Every year, India gets monsoon rains but we capture less than 10% of it. This is one of the main reasons why more than 70% of our country’s groundwater aquifers have run dry as we are only extracting water from the ground but not putting anything back. This water crisis is impacting more than 60 crore people across India. By 2030, India’s water demand is projected to be twice the available supply. Water crisis in Cape Town in South Africa and Chennai in South India are warning signs of what lies ahead unless every Indian becomes water wise.
Environment problems are best sorted if they are tackled at source. We need to respect the rain that falls on our roof top and not let it flow into the gutter. This film shows how an independent house in any city, town or village in India can save lakhs of litres of water during the rainy season every year by a very simple and cost effective way of storing rain water in an underground tank and redirecting the overflow into a ground water recharge pit.
Disrespecting water by not using rain water which we get as a free gift from nature every year and simply allowing it to flow into the drain is criminal when India is facing it’s biggest water crisis. Doing both rain water harvesting (collecting and storing rainwater) and groundwater recharge in every rural and urban house in India will ensure that our country’s ground water levels go up and we do not see day zero conditions when our taps will run dry.
Steps for Rain Water Storage and Ground Water Recharge in an Independent House:
- Slope of the rooftop in your house should be towards the drain outlet on the roof so the rain water falling on the roof easily flows to this outlet.
- There should be a steel wire mesh put on this outlet which provides the first level of filtration before this rain water goes into the pipe.
- Rooftop surface must be kept relatively clean so the water does not collect too many impurities.
- A filter should ideally be put to clean this rain water before storing it. You might have to break the wall a little to trace the pipe carrying the roof top rain water down.
- Make an underground tank to store the rain water.

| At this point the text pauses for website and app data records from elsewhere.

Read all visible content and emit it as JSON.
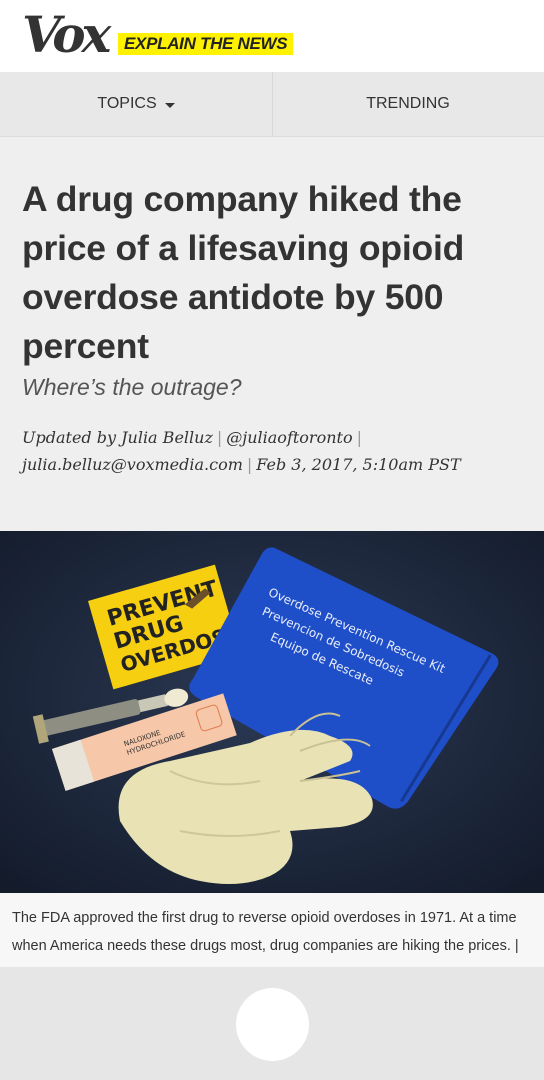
{
  "header": {
    "logo_text": "Vox",
    "tagline": "EXPLAIN THE NEWS"
  },
  "nav": {
    "topics_label": "TOPICS",
    "trending_label": "TRENDING"
  },
  "article": {
    "headline": "A drug company hiked the price of a lifesaving opioid overdose antidote by 500 percent",
    "dek": "Where’s the outrage?",
    "byline": {
      "updated_by": "Updated by Julia Belluz",
      "twitter": "@juliaoftoronto",
      "email": "julia.belluz@voxmedia.com",
      "date": "Feb 3, 2017, 5:10am PST"
    }
  },
  "hero_image": {
    "sign_line1": "PREVENT",
    "sign_line2": "DRUG",
    "sign_line3": "OVERDOSE",
    "kit_line1": "Overdose Prevention Rescue Kit",
    "kit_line2": "Prevencion de Sobredosis",
    "kit_line3": "Equipo de Rescate",
    "box_label_1": "NALOXONE",
    "box_label_2": "HYDROCHLORIDE"
  },
  "caption": {
    "text": "The FDA approved the first drug to reverse opioid overdoses in 1971. At a time when America needs these drugs most, drug companies are hiking the prices. | Andrew Burton/Getty Images"
  },
  "colors": {
    "brand_yellow": "#fff200",
    "text_dark": "#333333",
    "kit_blue": "#1f4fc8",
    "background_gray": "#efefef"
  },
  "icons": {
    "caret": "chevron-down-icon",
    "home": "home-button-circle"
  }
}
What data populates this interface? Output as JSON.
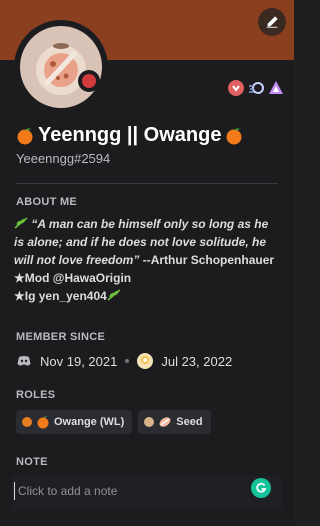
{
  "colors": {
    "banner": "#8a3f1f",
    "background": "#1c1c1f",
    "status_dnd": "#d23b3b",
    "role_wl": "#e67e22",
    "role_seed": "#d8b38a",
    "grammarly": "#15c39a"
  },
  "header": {
    "edit_icon": "pencil-icon",
    "avatar_icon": "orange-avatar"
  },
  "badges": [
    "heart-badge-icon",
    "speed-badge-icon",
    "nitro-triangle-badge-icon"
  ],
  "profile": {
    "display_name": "Yeenngg || Owange",
    "name_prefix_emoji": "orange-emoji",
    "name_suffix_emoji": "orange-emoji",
    "tag": "Yeeenngg#2594"
  },
  "about_me": {
    "title": "ABOUT ME",
    "quote_line1": "“A man can be himself only so long as he",
    "quote_line2": "is alone; and if he does not love solitude, he",
    "quote_line3": "will not love freedom”",
    "quote_author": "--Arthur Schopenhauer",
    "line_mod": "★Mod @HawaOrigin",
    "line_ig": "★Ig yen_yen404"
  },
  "member_since": {
    "title": "MEMBER SINCE",
    "discord_date": "Nov 19, 2021",
    "server_date": "Jul 23, 2022",
    "discord_icon": "discord-icon",
    "server_icon": "server-icon"
  },
  "roles": {
    "title": "ROLES",
    "items": [
      {
        "label": "Owange (WL)",
        "icon": "orange-role-icon"
      },
      {
        "label": "Seed",
        "icon": "seed-role-icon"
      }
    ]
  },
  "note": {
    "title": "NOTE",
    "placeholder": "Click to add a note",
    "value": "",
    "grammarly_icon": "grammarly-icon"
  }
}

After the storage tank gets full, the excess rain water can be re-routed to the ground water recharge pit in your house.
- Recharge pit can be made by using sand, gravel, pebbles as filtration media.
“We installed the rainy filter in our house and got a 10,000 litre tank constructed to store the rainwater. With the kind of rains we get in Jaipur (in the desert state of Rajasthan), we are able to collect 1,00,000 plus litres of rain water every monsoon which we use for all our household chores during the rainy season (for our drinking water needs after filtering it in the kitchen, cooking, washing, mopping, gardening etc) instead of using municipal piped water or the ground water. This helps to reduce our water footprint in a big way and improve the ground water levels in our neighbourhood,” says Sunil Pachar. For more details, Mr. Pachar can be reached at firstname.lastname@example.org
For more information on rainwater harvesting and groundwater recharge, please visit the following links:
For any comments, feedback or clarifications on this blog, please write to the author Neelam Ahluwalia at this email id: email@example.com
Other Water Blogs & Films on this Website